Sometimes however you can see their houses…

Have you been to Iceland – Have you seen the the Huldufólk?


29 responses to “The Huldufólk of Iceland

  1. Andrew as many articles as I have read yours are the only ones to speak of the elves. So intriguing to me. I haven’t seen them but should I get to Iceland I shall be on the hunt. 🙂


  2. We are going to Iceland in June. I will keep an eye out for them.


    • Look for the little houses, they are easier to spot! I would like to visit Iceland in June with those nice long days to explore the country. I have only been in the Winter with long dark nights.


  3. Iceland is on my must-visit list.


  4. Been to Iceland but didn’t see any – just the houses!


  5. I think I’ll stick with the gnomes. I could keep my eye on them, Andrew. 🙂


  6. Where everyone understands the land is alive. Great post…


  7. Would very much love to go someday…


  8. I’ve never been to Iceland but I hear from everyone who has that it’s definitely worth a visit. So I’ll put it on my bucket list and look for the elves while I’m there.


  9. I’ll miss the dwarfs, but I like the concept of understanding that the land is alive. If only some folks with too much power here understood that.


  10. And there was me thinking that Elves only lived in the North Pole? I guess they travel over to The North Pole to help out Santa? I only wish I had gone to Iceland when I was a little child. Maybe I would have seen them then? Then again, I probably would have been very frightened by them or they frightened me. Now I’m wondering why babies always cry when I come into the room.


  11. I am reminded of Lord of the Rings 🙂 Thank you for the photos 🙂

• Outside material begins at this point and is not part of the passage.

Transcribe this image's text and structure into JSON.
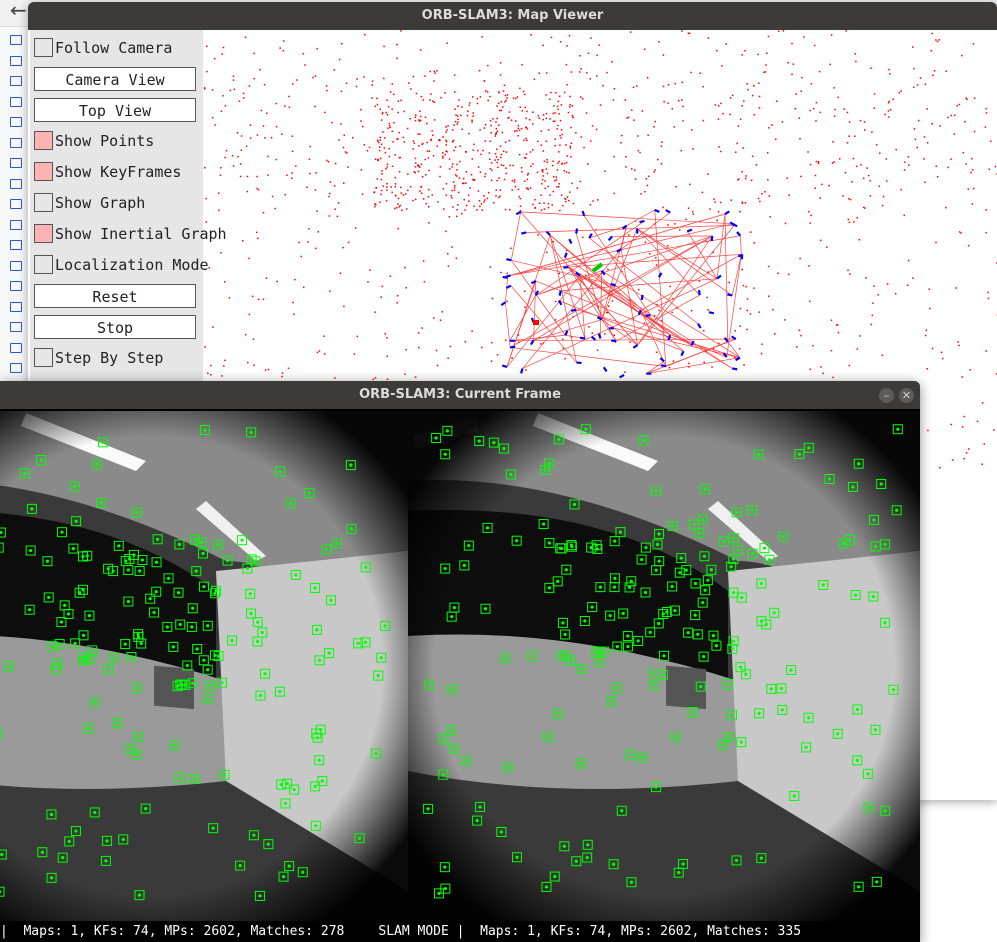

  12. I haven’t seen any of the little houses, as they most likely were covered by snow. I will look for them next time and of course for the elves.


Leave a Reply

Fill in your details below or click an icon to log in: Logo

You are commenting using your account. Log Out /  Change )

Twitter picture

You are commenting using your Twitter account. Log Out /  Change )

Facebook photo

You are commenting using your Facebook account. Log Out /  Change )

Connecting to %s

This site uses Akismet to reduce spam. Learn how your comment data is processed.